President Bush has done an admirable job so far of governing on principle and ignoring the polls. If he continues to allow his Cabinet members to vacillate, however, he'll appear to be holding his finger in the wind. Perhaps it's time for another trip to the woodshed for Secretary Whitman.
Sometimes it's tough to govern as a conservative because environmental groups are adept at propaganda and distorting facts. In this area, as in others, the facts and actual science must control, not emotions and junk science. Let's take a look at some of the facts:
- ANWR contains 17.5 million acres, and Bush only plans to explore for oil on 1.5 million of them, which is around 8 percent. More importantly, if oil is discovered, less than 2,000 of those acres would be affected.

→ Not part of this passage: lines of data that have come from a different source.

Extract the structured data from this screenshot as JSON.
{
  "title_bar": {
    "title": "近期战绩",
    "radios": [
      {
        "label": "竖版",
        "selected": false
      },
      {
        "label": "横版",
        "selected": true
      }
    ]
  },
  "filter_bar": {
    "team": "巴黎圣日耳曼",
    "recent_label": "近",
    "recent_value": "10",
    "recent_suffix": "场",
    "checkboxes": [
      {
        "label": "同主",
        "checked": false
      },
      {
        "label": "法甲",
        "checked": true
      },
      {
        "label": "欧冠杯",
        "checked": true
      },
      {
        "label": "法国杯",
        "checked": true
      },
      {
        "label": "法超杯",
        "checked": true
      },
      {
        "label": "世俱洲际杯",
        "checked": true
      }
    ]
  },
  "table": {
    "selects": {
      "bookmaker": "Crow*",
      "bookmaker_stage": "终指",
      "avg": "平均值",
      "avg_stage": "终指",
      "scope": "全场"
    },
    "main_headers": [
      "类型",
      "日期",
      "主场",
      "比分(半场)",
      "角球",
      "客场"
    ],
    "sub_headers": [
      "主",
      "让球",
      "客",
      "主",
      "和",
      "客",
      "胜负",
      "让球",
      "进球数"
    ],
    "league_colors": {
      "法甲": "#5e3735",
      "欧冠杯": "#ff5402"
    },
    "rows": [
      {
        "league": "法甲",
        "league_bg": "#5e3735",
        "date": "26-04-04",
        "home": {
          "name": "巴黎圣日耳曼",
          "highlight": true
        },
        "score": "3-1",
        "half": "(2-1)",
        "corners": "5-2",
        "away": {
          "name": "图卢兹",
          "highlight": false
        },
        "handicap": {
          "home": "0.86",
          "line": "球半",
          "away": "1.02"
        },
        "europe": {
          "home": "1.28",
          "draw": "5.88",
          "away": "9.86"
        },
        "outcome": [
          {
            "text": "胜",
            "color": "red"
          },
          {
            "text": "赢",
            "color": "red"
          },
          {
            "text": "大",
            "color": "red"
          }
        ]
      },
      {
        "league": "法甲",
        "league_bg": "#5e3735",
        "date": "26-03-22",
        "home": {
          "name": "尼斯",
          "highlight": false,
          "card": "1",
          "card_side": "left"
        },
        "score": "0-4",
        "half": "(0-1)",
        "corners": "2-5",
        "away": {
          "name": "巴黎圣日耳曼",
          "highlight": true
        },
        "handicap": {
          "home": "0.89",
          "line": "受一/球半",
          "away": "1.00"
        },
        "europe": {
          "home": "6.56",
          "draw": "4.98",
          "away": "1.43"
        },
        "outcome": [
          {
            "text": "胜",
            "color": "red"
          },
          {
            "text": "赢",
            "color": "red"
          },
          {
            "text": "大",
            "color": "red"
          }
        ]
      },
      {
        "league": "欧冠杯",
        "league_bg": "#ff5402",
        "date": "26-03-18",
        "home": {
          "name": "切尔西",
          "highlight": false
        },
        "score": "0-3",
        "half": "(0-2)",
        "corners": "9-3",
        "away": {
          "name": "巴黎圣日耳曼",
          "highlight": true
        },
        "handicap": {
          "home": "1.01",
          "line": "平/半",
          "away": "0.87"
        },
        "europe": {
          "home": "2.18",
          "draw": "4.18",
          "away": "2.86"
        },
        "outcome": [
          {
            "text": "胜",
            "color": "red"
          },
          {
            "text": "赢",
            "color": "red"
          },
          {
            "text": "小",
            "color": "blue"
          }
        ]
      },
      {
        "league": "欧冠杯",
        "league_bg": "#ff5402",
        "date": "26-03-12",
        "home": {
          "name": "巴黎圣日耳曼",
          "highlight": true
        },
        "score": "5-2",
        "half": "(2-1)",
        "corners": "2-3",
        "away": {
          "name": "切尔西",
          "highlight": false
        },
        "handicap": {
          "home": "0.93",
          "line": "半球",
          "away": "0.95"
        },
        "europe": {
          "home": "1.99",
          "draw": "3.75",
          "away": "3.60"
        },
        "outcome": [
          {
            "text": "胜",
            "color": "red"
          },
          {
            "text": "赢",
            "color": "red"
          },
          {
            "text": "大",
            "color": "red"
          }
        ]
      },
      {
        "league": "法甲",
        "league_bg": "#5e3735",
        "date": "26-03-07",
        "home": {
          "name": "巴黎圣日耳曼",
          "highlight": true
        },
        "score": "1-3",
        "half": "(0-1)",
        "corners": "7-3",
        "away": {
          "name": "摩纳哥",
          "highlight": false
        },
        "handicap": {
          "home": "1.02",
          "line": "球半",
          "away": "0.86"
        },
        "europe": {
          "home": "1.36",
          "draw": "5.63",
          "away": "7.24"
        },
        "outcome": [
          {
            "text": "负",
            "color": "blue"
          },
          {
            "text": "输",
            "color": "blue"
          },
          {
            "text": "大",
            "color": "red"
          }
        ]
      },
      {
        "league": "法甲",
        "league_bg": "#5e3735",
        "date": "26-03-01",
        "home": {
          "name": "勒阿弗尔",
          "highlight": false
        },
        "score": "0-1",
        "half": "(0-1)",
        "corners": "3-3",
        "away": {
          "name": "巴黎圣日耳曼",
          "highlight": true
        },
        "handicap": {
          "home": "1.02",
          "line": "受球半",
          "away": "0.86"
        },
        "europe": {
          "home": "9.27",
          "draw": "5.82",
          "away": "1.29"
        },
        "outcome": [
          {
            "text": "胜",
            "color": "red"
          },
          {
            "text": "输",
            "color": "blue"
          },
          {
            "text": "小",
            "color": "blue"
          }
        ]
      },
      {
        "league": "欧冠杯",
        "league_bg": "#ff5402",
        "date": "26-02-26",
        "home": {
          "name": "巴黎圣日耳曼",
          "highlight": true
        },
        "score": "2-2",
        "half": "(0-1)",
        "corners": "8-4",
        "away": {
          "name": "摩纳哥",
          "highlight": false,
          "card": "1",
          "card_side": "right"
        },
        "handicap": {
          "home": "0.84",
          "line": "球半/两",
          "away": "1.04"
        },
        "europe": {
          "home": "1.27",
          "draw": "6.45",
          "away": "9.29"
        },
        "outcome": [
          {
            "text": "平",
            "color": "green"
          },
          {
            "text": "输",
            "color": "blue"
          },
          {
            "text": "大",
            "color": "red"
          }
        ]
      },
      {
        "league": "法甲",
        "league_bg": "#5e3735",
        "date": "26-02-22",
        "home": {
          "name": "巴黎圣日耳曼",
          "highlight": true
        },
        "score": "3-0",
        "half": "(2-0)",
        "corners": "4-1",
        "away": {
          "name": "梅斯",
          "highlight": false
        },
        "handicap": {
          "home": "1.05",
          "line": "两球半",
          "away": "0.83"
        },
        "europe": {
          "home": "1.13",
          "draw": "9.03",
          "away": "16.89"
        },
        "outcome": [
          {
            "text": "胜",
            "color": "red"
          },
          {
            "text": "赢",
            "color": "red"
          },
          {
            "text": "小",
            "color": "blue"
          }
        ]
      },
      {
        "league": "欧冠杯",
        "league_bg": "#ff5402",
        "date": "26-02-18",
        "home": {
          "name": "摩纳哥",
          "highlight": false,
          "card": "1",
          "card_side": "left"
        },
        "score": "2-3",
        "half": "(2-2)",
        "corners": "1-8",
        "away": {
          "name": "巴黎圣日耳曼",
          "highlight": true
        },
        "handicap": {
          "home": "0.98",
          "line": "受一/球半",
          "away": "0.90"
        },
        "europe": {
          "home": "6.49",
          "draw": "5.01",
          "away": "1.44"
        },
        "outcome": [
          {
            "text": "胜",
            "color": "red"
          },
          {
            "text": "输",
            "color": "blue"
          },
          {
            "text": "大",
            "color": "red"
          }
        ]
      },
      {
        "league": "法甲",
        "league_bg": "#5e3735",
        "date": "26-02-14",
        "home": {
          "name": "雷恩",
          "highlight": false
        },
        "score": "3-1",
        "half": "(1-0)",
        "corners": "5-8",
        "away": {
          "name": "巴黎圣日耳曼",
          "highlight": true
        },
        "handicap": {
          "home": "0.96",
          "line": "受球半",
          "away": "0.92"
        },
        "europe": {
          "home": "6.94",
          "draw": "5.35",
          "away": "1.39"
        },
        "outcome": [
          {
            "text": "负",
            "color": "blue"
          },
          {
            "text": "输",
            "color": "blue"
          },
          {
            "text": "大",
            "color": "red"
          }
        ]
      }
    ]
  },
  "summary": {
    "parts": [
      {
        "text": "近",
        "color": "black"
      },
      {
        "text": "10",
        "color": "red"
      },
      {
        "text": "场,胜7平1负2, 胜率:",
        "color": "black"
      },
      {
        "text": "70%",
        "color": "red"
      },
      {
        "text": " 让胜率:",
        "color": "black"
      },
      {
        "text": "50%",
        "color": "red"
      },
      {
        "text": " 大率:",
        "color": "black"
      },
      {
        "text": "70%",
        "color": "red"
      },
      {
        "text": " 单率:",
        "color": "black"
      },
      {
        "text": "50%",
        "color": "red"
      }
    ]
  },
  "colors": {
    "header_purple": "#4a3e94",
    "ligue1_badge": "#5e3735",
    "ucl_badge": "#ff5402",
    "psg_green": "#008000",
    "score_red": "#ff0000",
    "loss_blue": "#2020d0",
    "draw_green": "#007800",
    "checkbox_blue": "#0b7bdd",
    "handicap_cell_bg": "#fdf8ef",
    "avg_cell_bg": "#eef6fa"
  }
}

- It is estimated that the exploration would create between 250,000 and 735,000 new jobs. Similar projects have added tens of billions of dollars to the nation's economy in the past. The federal government itself would reap an estimated windfall of billions of dollars from companies bidding for the right to drill.

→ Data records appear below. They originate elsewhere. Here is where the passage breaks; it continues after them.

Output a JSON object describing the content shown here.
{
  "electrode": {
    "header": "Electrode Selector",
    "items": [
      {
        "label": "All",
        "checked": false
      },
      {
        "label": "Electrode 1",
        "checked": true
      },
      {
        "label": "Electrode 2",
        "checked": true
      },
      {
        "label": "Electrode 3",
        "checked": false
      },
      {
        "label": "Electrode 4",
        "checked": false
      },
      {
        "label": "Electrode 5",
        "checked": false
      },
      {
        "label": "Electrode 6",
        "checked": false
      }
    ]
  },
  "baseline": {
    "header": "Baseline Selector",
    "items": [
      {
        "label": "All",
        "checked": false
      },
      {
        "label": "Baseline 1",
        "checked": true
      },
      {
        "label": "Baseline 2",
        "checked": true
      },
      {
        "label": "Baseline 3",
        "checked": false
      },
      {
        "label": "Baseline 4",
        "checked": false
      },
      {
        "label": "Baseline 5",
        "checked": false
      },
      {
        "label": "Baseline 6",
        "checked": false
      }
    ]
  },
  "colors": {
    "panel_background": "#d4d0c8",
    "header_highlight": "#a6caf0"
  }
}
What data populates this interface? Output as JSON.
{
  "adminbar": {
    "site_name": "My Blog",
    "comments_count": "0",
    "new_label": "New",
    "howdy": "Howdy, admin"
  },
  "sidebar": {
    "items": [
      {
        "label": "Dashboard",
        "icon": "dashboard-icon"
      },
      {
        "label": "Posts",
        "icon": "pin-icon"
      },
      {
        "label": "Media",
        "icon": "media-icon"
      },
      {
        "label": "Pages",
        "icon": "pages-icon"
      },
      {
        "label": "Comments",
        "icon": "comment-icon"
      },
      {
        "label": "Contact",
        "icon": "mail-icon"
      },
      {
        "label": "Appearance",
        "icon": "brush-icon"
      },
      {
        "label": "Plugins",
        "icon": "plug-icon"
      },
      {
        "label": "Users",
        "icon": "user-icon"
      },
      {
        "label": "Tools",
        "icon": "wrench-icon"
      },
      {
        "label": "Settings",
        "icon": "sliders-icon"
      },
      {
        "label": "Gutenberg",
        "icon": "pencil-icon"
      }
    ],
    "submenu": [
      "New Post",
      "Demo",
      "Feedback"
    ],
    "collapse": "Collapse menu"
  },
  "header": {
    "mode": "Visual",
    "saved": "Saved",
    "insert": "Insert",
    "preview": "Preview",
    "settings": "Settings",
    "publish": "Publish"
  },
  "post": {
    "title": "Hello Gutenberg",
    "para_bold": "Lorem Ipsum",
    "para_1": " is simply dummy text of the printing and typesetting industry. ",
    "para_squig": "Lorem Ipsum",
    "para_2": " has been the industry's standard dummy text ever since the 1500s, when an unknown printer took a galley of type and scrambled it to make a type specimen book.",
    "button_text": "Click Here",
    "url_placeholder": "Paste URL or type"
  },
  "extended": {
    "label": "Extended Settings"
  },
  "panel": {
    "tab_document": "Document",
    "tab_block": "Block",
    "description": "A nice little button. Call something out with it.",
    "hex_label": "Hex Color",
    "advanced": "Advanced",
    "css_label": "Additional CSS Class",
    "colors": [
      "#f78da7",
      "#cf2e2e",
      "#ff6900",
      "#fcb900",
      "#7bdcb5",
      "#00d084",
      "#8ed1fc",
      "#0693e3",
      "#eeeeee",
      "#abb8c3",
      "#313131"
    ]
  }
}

- Scientists estimate that there are between 6 and 18 billion barrels of recoverable oil, which would measurably decrease United States dependence on foreign oil. At present, we import more than 55 percent of our petroleum.
- Contrary to environmental hysteria, oil and gas production in the region would not pose a significant threat to wildlife in the region. Modern technology has led to drilling and production techniques that involve limited impact. In other areas of similar production, such as Prudhoe Bay, the caribou population has grown dramatically (sevenfold) despite the apocalyptic predictions of the doomsayers.
- More than 75 percent of Alaskans support exploration and production in ANWR.
- National Review magazine has brilliantly exposed the flip-flop of the major media on the issue, demonstrating that both the New York Times and Washington Post editorialized in favor of ANWR exploration not too many years ago and downplayed the environmental risks attached.
I know these facts are inconvenient for single-issue environmentalists, but President Bush has to consider them and weigh other concerns, such as our energy needs and the economic ramifications involved. May the facts and not political pressure guide his decision.